In light of cuts, profs. stress faculty retention
Dartmouth professors already routinely receive job offers from other institutions, and discrepancies in salaries, staff support or facilities which may follow on the heels of what could be $100 million in budget cuts over the next two years could tip the hiring balance to Dartmouth's disadvantage, according to several faculty members interviewed by The Dartmouth.
Some institutions have remained financially healthy despite the recession, government department chair John Carey said.
"One shouldn't delude oneself into thinking the marketplace is totally frozen," mathematics professor Dan Rockmore, chair of the Committee on Priorities, said. "Good people can always move."
One whispered suggestion for cutting the budget that tenured faculty members take voluntary pay cuts has been met with mixed reactions, faculty members said.
Computer science department chair Thomas Cormen, who said he used to support pay cuts, said he has changed his opinion because of concerns about faculty retention.
"The College has spent a lot of effort over the last few years to bring faculty pay to where it should be, and I understand the administration's concern about losing faculty quality if there were pay cuts," he said.
Although he said he was personally willing to take a pay cut, Russian department chair John Kopper, who has two children in college, said a salary reduction would be financially difficult. Other professors are in similar situations, Kopper said, noting that many young faculty members have children in day care, while older faculty must care for aging parents.
"Many are willing to, and many would prefer not to," Kopper said.
If tenured faculty do not receive pay cuts, they could contribute voluntarily to the Dartmouth College Fund, Cormen suggested.
Kopper said that facilities maintenance is also "crucial to faculty retention," particularly in the sciences. He noted that the College must finish the Class of 1978 Life Sciences Center to remain in line with peer institutions.
Faculty searches could be halted if necessary.
"Searches I know about that were authorized to move forward in the fall are still going on," Rockmore said.
Professors were also concerned that non-tenure track faculty may be subject to layoffs.
"They are as valuable to our teaching mission as the tenure-track faculty," Kopper said.
College President Jim Yong Kim, in a previous interview with The Dartmouth, said that the "great faculty" has to be preserved in order to "be sure that this is not something that does any kind of lasting damage to the Dartmouth experience."
The budget cut will require "serious downsizing," however, vice president and strategic advisor Steven Kadish said in a Nov. 18 e-mail, and future layoffs may include the elimination of faculty positions, Kadish later explained in an interview.

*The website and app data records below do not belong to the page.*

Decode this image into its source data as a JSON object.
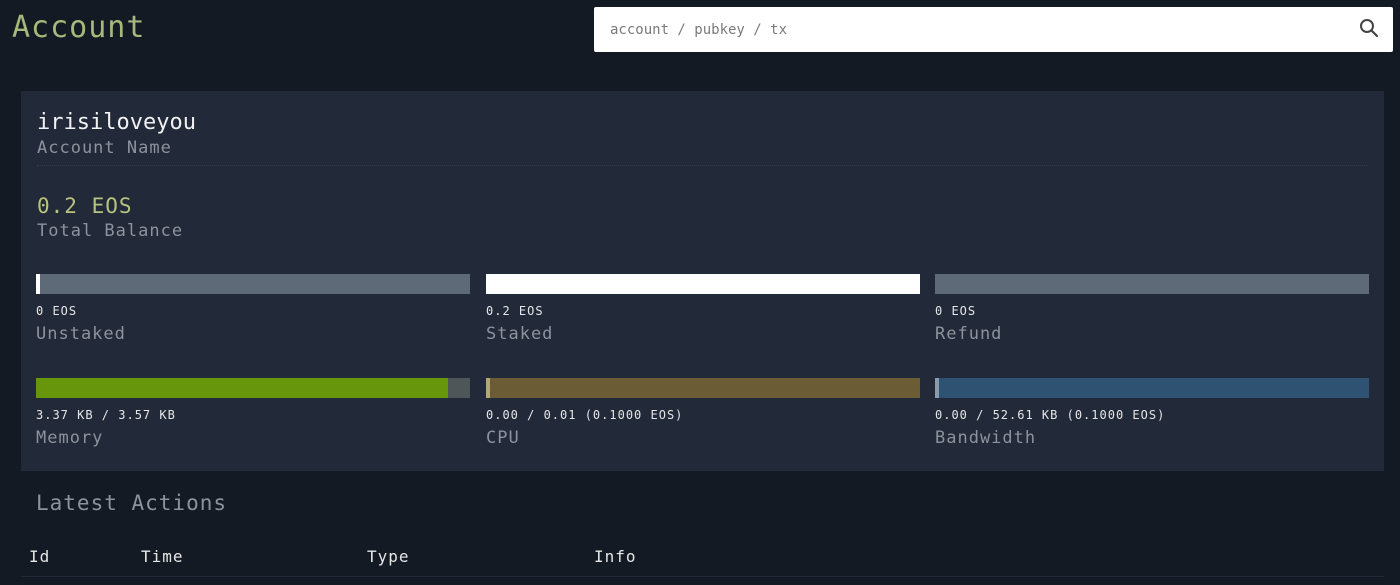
{
  "header": {
    "title": "Account"
  },
  "search": {
    "placeholder": "account / pubkey / tx",
    "value": "",
    "icon": "search-icon"
  },
  "account": {
    "name": "irisiloveyou",
    "name_label": "Account Name",
    "balance": "0.2 EOS",
    "balance_label": "Total Balance"
  },
  "stats": {
    "unstaked": {
      "value": "0 EOS",
      "label": "Unstaked",
      "fill_percent": 1,
      "color": "#ffffff",
      "track": "#5f6a78"
    },
    "staked": {
      "value": "0.2 EOS",
      "label": "Staked",
      "fill_percent": 100,
      "color": "#ffffff",
      "track": "#5f6a78"
    },
    "refund": {
      "value": "0 EOS",
      "label": "Refund",
      "fill_percent": 0,
      "color": "#ffffff",
      "track": "#5f6a78"
    },
    "memory": {
      "value": "3.37 KB / 3.57 KB",
      "label": "Memory",
      "fill_percent": 95,
      "color": "#67960d",
      "track": "#4f5658"
    },
    "cpu": {
      "value": "0.00 / 0.01 (0.1000 EOS)",
      "label": "CPU",
      "fill_percent": 1,
      "color": "#b3a67a",
      "track": "#6b5c36"
    },
    "bandwidth": {
      "value": "0.00 / 52.61 KB (0.1000 EOS)",
      "label": "Bandwidth",
      "fill_percent": 1,
      "color": "#8a9aaa",
      "track": "#2f5172"
    }
  },
  "actions": {
    "title": "Latest Actions",
    "columns": [
      "Id",
      "Time",
      "Type",
      "Info"
    ]
  }
}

"Layoffs are not the first things on the table," Kadish said at the time. "We're trying to look at the parts of the budget that are not layoff-related first, things that would make us more efficient.
The College could also implement the planned budget cuts by reducing course offerings. Courses with low-enrollment or those considered non-essential are most vulnerable to cuts, Cormen said. Departments in the humanities, whose classes are more likely to have low enrollments, may feel "more vulnerable" to such cuts than other departments, Kopper said.
Cormen also suggested that the College reduce the size of its administration.
"We have a large administration here, or it seems large, and undoubtedly there are some pretty inefficient processes somewhere in that administration," Cormen said.
Although faculty members have submitted between 70 and 80 suggestions to the budget reduction web site, there is little consensus on an optimal solution, Rockmore said.
The Committee on Priorities, which communicates faculty opinions about budget issues to the administration, has not discussed anything specific yet, Rockmore said.
The Committee on Priorities, whose next meeting will occur on Dec. 3, will meet frequently in the future, Rockmore said.
Fundamentally, Dartmouth must adapt or risk failing, according to Rockmore.
"I think people should understand that what's at stake here is the viability of the institution," he said.
But faculty worry that cuts necessary for survival may strip Dartmouth of its institutional identity.
"We want to preserve the same thing that President [Jim Yong] Kim does: the Dartmouth experience, and that means its core, the curriculum and much more than that," Kopper said. "Whether it's the basement of the [Hopkins Center for the Arts] where you have studios and workshops and so forth, or the [Dartmouth Outing Club], a functioning gym, practice rooms, all of that is part of Dartmouth."